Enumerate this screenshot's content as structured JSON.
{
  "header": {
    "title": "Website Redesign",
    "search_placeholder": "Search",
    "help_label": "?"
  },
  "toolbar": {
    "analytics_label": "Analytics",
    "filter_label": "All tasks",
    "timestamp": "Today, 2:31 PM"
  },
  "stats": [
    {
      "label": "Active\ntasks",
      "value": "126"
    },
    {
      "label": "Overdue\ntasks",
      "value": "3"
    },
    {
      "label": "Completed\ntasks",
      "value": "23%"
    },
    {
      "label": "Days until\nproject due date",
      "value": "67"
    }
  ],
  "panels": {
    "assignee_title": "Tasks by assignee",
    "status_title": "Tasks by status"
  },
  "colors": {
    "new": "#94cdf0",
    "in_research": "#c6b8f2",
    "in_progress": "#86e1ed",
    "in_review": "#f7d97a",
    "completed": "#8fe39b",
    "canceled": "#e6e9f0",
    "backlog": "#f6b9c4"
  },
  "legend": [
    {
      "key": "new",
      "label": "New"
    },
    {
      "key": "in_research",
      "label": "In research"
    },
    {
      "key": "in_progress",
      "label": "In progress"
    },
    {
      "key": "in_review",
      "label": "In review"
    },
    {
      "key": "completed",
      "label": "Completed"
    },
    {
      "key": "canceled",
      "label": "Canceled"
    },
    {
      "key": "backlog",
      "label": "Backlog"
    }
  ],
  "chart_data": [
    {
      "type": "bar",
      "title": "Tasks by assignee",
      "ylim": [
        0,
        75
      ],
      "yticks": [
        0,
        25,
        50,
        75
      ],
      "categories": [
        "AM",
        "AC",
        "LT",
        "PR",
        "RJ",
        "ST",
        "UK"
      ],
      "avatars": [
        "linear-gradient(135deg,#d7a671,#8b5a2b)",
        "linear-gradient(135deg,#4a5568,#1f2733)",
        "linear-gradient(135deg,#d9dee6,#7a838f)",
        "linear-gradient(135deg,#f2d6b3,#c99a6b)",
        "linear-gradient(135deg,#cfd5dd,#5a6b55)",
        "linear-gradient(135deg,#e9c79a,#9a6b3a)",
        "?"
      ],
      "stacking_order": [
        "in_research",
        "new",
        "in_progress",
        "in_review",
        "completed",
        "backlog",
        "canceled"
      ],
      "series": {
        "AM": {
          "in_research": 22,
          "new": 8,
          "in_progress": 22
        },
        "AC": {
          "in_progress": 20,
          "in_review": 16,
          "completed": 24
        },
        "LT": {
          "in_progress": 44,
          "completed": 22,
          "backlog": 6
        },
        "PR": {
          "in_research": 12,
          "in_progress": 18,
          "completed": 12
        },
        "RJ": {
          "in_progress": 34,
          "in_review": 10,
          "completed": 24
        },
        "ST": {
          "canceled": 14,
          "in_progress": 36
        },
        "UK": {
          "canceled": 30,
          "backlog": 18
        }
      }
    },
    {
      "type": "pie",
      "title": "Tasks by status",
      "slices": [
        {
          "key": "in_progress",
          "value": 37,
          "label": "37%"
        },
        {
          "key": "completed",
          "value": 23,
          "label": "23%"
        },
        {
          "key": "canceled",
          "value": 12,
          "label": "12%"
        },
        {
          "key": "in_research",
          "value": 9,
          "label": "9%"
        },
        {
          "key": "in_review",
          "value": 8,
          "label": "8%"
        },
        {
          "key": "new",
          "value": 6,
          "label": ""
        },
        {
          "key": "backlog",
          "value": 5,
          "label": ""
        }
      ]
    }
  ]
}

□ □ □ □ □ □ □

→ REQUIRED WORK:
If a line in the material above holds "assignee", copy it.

→ SOLUTION FOR THIS EXERCISE:
    "assignee_title": "Tasks by assignee",
      "title": "Tasks by assignee",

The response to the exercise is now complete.